SUPPLIED DATA Block Start

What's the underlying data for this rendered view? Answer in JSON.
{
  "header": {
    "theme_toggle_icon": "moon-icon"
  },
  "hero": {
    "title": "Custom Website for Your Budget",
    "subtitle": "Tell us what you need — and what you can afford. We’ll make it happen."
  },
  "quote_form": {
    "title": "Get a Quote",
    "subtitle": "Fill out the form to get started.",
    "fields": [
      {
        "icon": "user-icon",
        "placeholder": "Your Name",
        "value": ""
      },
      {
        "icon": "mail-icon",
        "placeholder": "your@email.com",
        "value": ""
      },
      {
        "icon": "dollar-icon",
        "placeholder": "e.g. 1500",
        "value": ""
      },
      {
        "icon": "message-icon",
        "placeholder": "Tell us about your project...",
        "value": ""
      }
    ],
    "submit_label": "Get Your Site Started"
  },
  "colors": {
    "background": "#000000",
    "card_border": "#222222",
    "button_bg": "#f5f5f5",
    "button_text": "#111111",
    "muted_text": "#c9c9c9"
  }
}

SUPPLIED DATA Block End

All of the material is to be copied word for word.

What's the underlying data for this rendered view? Answer in JSON.
{
  "header": {
    "theme_toggle_icon": "moon-icon"
  },
  "hero": {
    "title": "Custom Website for Your Budget",
    "subtitle": "Tell us what you need — and what you can afford. We’ll make it happen."
  },
  "quote_form": {
    "title": "Get a Quote",
    "subtitle": "Fill out the form to get started.",
    "fields": [
      {
        "icon": "user-icon",
        "placeholder": "Your Name",
        "value": ""
      },
      {
        "icon": "mail-icon",
        "placeholder": "your@email.com",
        "value": ""
      },
      {
        "icon": "dollar-icon",
        "placeholder": "e.g. 1500",
        "value": ""
      },
      {
        "icon": "message-icon",
        "placeholder": "Tell us about your project...",
        "value": ""
      }
    ],
    "submit_label": "Get Your Site Started"
  },
  "colors": {
    "background": "#000000",
    "card_border": "#222222",
    "button_bg": "#f5f5f5",
    "button_text": "#111111",
    "muted_text": "#c9c9c9"
  }
}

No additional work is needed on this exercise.